The LCBO truly is a model corporation for organizational change. It has shown that it has not only the ability to implement change, but also the willingness to do so. It always keeps an eye on the market, anticipating its next move so that there is no surprise. As for the future? Wine sales will only go up, and as wine consumers become more and more savvy, will LCBO be able to keep up? It will be a challenge to keep everyone satisfied, not only among the wine drinkers but also with the beer and spirits crowd as well. It is a challenge that LCBO has shown it can master.


Barrows, David and Arthur Barrows., Change Management & the Liquor Control Board of Ontario (LCBO), IPAC IAPC Ryerson University Case Study 2.19

Bird, Malcolm G., Revolutionary Change: The Liquor Control Board of Ontario, 1985-2005, The Department of Public Policy and Administration, Carleton University, (June 2006), from:

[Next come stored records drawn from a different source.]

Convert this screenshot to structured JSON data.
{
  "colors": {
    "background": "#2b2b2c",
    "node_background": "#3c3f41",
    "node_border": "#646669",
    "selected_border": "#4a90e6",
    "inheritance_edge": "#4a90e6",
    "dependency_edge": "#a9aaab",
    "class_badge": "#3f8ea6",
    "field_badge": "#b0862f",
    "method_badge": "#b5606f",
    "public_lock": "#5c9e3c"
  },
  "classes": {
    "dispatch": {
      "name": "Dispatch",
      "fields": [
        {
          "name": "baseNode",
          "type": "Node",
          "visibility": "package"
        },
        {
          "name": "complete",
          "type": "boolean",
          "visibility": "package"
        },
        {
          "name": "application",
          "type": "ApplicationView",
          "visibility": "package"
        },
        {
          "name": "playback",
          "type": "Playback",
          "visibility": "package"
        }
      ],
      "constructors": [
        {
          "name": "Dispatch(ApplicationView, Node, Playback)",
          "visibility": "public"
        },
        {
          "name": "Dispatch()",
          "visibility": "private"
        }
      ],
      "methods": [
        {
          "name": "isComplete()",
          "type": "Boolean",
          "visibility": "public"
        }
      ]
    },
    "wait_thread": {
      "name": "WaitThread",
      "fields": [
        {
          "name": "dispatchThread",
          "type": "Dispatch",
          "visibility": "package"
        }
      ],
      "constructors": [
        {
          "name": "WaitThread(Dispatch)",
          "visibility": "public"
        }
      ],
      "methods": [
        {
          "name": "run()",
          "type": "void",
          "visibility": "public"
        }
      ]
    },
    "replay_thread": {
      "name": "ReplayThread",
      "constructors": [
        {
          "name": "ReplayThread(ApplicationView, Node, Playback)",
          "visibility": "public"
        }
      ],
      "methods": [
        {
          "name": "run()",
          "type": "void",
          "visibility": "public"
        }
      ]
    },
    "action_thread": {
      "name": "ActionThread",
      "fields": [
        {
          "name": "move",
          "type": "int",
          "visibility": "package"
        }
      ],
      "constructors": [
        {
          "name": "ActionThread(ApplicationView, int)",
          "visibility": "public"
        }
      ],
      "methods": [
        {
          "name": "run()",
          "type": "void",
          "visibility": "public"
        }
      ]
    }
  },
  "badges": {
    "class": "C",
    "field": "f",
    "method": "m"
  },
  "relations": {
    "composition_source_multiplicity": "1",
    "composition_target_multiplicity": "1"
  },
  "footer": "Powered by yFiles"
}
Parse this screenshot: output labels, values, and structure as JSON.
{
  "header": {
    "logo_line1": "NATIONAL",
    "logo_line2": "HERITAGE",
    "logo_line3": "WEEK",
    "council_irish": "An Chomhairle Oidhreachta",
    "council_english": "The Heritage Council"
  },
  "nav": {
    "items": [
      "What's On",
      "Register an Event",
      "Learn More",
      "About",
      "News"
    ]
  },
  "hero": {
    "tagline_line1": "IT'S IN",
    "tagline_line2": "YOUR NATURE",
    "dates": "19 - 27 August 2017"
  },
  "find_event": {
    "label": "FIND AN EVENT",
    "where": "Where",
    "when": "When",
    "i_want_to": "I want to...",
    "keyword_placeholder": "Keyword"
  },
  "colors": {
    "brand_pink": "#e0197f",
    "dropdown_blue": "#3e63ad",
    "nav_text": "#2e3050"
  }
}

Cirillo, Jennifer., Beyond the Bottle, Beverage World, Vol. 126, Iss. 1781. (Dec 15, 2007), pp.60-68.

Genosko, Gary and Scott Thompson., LCBO: Profits vs. Social Responsibility, Toronto Star, (July 25, 2005), from:

LCBO Annual Report 2002-2003, from:

LCBO Annual Report 2005-2006, from:, Media Centre, from:

Maclean, Natalie., The Grape Canadian North, Nat Decants, 2007, from:

Patrick, Ryan B., LCBO keeps supply chain flowing, itWorldCanada, (July 9, 2004), from:

Vintners Quality Alliance 2007 Annual Report, from:

Wines of Ontario, Media Centre Fact Sheet, from:

[1] Media Centre
[2] LCBO 2002-2003 Annual Report, Wines, pp.24
[3] LCBO Annual Report 2005-2006, Wines, pp.10
[4] CNW Group, The increase in wine sales in Canada is twice as high as in the rest of the world, (Feb 8, 2007)
[5] Jones, Gareth. Organizational Theory, Design, and Change, Fourth Edition. Pg. 302
[6] Cirillo, Jennifer., Beyond the Bottle, pp.62


  1. This line "It is the single largest buyer and retailer of liquor in the world,...." is wrong, as the world's largets liquor buyer is Tesco, not the LCBO. That fact has been established for several years now. The LCBO is the largest government owned and controlled" buyer and retailer, which is the correct statement.

  2. I stand corrected. Unbelievable. You actually read through the entire thing? There's much better ways to waste your time.

  3. This comment has been removed by the author.

  4. And btw, the link that you sent me states that Tesco, the supermarket chain, is a larger retailer of wines than LCBO. Not buyer. Not largest in the world. It's just a supermarket. And coming from Jancis Robinson, why should anyone be surprised that she loves telling people how wrong they are about everything? Blows my mind that Tesco and LCBO would even be compared together, considering how different the two systems are. And that someone would even fact check my paper using this piece as supporting evidence.

  5. Nice article D.

    In your research, did you come across any possible improvements/changes on consignment side of things?
    Or is the LCBO more concerned with their retail business...

  6. Thanks Brian!

    By consignment, do you mean their auction system? Because I believe anyone can set up a "Lot" of wines for auction.

    I was mostly concerned with their internal organizational structure, not so much on exactly how they do business. That was what the assignment was supposed to be, and I lost marks because Professor thought that it was too much of an advertising/marketing piece.

    But you bring up an interesting point. I only have experience with the Vintages ordering system, which is quite terrible. I feel like I have to jump through hoops just to order some wine, their system is really antiquated.

    What about you, have you ever put up anything for consignment?

  7. Nope. Not auction. Private ordering.

    Send me an email and we'll talk